» EXERCISE BRIEF: As the answer, give every line of the records that includes the word "name".

(Web page and app entries)
= = =
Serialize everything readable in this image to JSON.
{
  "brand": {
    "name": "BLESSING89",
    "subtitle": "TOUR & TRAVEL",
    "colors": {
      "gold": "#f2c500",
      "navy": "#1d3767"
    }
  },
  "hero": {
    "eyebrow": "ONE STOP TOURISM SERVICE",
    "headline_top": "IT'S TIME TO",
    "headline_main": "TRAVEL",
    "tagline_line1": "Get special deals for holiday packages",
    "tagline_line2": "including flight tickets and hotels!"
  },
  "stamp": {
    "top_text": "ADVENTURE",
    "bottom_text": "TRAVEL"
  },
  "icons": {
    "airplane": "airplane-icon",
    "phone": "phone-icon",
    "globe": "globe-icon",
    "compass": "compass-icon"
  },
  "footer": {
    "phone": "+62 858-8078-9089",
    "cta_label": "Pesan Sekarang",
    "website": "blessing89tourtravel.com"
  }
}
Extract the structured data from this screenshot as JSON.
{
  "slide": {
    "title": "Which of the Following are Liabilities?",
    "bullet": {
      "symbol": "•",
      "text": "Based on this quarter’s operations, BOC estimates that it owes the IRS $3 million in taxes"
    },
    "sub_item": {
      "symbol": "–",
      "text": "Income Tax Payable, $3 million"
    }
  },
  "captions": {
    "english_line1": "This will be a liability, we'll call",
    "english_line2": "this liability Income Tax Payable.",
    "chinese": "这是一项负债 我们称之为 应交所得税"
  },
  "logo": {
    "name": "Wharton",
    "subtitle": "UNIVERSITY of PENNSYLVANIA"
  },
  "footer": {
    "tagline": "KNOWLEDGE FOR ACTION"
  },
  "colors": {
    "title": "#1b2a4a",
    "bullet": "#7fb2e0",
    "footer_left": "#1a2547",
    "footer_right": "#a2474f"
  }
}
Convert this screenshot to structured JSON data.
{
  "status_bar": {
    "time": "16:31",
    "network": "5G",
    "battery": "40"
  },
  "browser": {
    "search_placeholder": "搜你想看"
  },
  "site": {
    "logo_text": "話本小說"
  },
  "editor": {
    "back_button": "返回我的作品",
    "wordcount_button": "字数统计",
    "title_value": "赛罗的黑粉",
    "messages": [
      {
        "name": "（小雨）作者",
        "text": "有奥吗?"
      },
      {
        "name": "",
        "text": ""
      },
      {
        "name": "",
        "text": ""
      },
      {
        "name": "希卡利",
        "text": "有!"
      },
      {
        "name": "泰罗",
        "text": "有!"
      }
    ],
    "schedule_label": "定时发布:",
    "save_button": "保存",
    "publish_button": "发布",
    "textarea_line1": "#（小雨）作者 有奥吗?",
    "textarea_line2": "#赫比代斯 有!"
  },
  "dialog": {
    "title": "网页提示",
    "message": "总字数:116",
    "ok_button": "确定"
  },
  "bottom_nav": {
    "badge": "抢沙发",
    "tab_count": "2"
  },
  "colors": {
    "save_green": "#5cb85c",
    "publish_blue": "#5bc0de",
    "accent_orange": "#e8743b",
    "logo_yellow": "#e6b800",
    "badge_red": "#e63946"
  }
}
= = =
» OUTPUT:
    "name": "BLESSING89",
    "name": "Wharton",
        "name": "（小雨）作者",
        "name": "",
        "name": "",
        "name": "希卡利",
        "name": "泰罗",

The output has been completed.